Secure Your Own Mask First

I was jogging a few weeks ago when I started to think about the oxygen masks that pop down from above people’s heads in emergencies on planes. In particular, I started wondering whether parents follow the rules regarding the masks. Almost all of us are familiar with the directive given by flight attendants: “In the event of a change in cabin pressure…secure your own mask first, and then help your children.” By God’s grace, I have never had to use the masks on an airplane flight, but I would guess that most parents would go to any lengths possible to ensure their kids’ safety if an emergency occurred. In other words, kids’ masks go on first, and the parents attend to themselves later.

This probably seems like an odd thing to think about. However, it painted a vivid picture in my mind about how I seek to love my family. As a mom, I often attend to the various needs of my family (especially my children) first, and then seek to address my own needs later. This, to my shame, can result in neglecting my spiritual needs. While I feel like I am showing love to my family by sacrificing my own needs to meet theirs, what I am really demonstrating is a lack of wisdom. Sacrificing time spent in private Bible study, prayer, and meditation in the name of serving my family is like starving myself of oxygen in the name of loving my family and assuming I can still function effectively.

By refusing to make my spiritual nourishment a priority, I am becoming weaker and will have less to give to them. Most importantly, neglecting spiritual disciplines in the name of serving the needs of my family demonstrates a lack of love for Christ. He is our salvation and the source of all the strength we have. Love is a fruit of the Spirit that resides within us, and when we strive to spend time in study and prayer, God, our source of life, will give us the refreshment and energy we need to serve our families. He will sustain us so we can meet their physical needs. He will teach us and humble us that we might lovingly serve our spouses and children and shine as a Gospel light in our households.

This is a difficult thing for me to practice. Too often, in order to attend to far less important matters, I push off study and private prayer until later in the day, which sometimes means it doesn’t happen. It can be easier for me to serve my yelling children before spending time with my Savior. I need to realize that taking time for private devotion is one of the greatest ways in which I can love my family. I will feel awful if my kids grow up knowing I loved them dearly but not being certain of my love for Christ because, too often, I pushed time with Him aside for them. May that never be!
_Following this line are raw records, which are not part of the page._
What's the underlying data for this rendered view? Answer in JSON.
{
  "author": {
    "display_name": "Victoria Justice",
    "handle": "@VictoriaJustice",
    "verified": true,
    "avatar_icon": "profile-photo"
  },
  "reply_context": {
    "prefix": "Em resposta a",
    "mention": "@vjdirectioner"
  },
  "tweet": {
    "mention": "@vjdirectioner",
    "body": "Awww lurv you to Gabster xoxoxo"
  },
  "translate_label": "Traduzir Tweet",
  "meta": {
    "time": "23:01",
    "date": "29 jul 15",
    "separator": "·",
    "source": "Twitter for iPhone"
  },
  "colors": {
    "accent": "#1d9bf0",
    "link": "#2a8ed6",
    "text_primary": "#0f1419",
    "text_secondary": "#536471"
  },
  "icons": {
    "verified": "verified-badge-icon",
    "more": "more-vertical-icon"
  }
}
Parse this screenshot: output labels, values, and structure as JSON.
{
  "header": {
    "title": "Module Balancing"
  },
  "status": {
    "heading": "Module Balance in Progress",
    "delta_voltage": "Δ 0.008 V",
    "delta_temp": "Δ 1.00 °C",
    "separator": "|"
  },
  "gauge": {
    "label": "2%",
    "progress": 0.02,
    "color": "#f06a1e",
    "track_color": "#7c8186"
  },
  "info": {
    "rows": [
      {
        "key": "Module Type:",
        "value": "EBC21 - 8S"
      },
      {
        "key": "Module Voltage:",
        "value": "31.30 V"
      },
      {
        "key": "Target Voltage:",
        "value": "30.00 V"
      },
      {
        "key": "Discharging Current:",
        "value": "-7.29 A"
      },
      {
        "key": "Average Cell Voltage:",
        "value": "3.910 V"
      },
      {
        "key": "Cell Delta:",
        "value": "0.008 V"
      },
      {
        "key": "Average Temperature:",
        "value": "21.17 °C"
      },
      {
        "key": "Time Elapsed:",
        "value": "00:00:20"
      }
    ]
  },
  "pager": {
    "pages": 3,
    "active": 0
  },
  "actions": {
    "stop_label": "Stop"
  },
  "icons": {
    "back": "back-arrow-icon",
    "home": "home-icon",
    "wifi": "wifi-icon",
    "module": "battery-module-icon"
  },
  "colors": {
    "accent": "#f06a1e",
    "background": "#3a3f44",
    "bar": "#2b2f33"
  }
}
Father, please forgive me for not prioritizing time with you as I should. Please help me to show love to my family by taking time to commune with you, to receive grace and to be refreshed. My family is a gift You have given me, and I need You to help me to love them as I ought. Please help my love for You to always supersede my love for anything else.


This guest post is from CASM member Sara Lack, wife of Pastor Andy Lack.  They have two sons:  Stephen and John.